To be a conservative—or, as in my case, an empirical, Pax-Americana, rule-of-law, constitutionalist, conservative libertarian—is pretty much by definition to believe that America is “exceptional”—and that it is perpetually in danger of losing that precious characteristic. Exceptionalism is not natural or inborn but must be understood, cherished, maintained, and renewed each generation—and its garden is always perilously unattended.

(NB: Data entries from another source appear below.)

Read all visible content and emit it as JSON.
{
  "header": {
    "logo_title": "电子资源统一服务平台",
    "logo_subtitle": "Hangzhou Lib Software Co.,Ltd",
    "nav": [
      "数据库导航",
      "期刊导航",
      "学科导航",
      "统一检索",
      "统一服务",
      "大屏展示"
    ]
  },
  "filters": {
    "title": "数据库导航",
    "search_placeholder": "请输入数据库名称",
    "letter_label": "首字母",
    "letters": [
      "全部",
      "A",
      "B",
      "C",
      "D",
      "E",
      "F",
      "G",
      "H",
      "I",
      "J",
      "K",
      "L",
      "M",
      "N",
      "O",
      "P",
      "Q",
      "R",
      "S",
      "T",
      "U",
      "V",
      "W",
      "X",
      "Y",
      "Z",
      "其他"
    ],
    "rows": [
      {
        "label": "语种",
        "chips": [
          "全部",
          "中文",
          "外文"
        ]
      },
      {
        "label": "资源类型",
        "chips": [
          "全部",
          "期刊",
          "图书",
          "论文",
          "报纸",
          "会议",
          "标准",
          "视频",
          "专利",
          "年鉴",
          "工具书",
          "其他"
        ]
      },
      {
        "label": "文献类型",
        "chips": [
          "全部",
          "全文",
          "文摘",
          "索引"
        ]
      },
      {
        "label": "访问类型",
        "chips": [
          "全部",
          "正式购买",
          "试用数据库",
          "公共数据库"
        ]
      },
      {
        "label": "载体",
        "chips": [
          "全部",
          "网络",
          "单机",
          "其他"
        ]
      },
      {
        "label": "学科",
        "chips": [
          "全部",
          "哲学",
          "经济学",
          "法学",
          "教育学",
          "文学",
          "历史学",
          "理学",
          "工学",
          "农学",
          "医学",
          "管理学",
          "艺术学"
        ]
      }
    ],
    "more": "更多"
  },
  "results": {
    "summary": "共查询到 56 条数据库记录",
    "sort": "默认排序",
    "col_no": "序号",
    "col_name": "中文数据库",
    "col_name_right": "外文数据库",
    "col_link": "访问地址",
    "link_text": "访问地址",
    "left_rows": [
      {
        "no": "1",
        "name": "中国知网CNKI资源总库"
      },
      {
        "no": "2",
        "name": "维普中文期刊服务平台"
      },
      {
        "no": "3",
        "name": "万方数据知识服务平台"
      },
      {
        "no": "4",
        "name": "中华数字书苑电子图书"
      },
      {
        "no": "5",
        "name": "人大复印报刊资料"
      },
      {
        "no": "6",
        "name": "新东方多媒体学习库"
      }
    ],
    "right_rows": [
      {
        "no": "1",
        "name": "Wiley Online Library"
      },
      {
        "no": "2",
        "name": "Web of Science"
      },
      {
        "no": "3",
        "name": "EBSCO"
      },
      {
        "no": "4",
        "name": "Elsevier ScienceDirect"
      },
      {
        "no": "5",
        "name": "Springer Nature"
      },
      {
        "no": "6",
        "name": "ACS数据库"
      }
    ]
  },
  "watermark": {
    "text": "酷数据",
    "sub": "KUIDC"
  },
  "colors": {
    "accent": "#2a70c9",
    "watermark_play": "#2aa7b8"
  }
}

This first column shows that under Cochrane’s own reasoning the “danger” to the “precious” “rule of law” has never been greater in the last 50 years.  Instead of “cherish[ing]” and “maintain[ing]” the “garden,” Cochrane has chosen to leave it “perilously unattended” because of his fanatic partisanship.  Trump is ripping up and sowing salt in Cochrane’s “precious” “garden” and Cochrane stirs himself primarily to attack Trump’s critics.  Brad’s description requires amendment.  Cochrane was once an economist and once a self-described “rule-of-law constitutionalist, conservative libertarian.”  Now, he is an unexceptionable apologist for Trump’s authoritarianism, venality, and corruption.  Whatever remains of Cochrane is what you get when you burn a substance and retain only its most noxious waste gases. Continue reading